_Extracted entries_:
+--
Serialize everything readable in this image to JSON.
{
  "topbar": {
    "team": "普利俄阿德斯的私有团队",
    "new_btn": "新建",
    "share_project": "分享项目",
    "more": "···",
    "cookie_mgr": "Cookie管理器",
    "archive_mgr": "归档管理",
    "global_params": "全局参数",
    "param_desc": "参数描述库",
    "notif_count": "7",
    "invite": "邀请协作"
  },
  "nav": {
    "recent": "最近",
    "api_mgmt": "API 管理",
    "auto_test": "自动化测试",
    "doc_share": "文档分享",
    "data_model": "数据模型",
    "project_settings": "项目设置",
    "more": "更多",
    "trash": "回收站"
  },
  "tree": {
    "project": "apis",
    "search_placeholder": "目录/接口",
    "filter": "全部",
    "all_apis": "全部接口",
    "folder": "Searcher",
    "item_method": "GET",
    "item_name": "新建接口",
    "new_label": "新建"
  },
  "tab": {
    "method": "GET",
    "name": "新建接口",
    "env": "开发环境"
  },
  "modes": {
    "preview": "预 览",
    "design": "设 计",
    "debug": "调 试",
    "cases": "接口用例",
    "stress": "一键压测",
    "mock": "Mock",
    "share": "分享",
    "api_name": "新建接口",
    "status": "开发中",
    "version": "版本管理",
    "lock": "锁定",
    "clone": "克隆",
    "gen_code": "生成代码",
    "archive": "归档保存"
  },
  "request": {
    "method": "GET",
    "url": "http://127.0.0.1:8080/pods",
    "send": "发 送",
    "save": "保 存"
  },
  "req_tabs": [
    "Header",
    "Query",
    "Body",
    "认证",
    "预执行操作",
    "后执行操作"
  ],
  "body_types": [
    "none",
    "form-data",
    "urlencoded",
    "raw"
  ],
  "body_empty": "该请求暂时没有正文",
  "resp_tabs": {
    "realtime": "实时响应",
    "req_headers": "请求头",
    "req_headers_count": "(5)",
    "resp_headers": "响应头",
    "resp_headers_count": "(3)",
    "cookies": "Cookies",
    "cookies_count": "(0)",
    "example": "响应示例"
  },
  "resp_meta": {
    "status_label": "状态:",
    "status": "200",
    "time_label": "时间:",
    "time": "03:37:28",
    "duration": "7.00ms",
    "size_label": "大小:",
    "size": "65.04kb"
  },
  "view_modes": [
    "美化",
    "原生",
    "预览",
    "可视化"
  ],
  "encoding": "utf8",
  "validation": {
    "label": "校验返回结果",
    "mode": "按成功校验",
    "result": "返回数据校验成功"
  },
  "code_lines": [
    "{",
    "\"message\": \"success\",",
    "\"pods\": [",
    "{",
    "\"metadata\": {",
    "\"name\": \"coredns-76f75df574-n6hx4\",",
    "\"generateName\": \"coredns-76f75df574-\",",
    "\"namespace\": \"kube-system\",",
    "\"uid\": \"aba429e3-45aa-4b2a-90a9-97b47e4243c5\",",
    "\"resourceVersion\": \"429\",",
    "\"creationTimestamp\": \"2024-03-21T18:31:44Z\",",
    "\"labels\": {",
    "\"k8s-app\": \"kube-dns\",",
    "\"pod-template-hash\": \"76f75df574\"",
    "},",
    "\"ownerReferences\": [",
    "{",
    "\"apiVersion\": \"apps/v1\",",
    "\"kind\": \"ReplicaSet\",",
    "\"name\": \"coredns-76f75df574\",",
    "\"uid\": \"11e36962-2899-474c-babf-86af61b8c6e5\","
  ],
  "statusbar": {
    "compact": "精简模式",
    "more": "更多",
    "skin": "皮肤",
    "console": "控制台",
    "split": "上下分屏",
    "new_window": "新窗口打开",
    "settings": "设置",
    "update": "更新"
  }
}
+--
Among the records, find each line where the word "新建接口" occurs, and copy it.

_Solution below_:
    "item_name": "新建接口",
    "name": "新建接口",
    "api_name": "新建接口",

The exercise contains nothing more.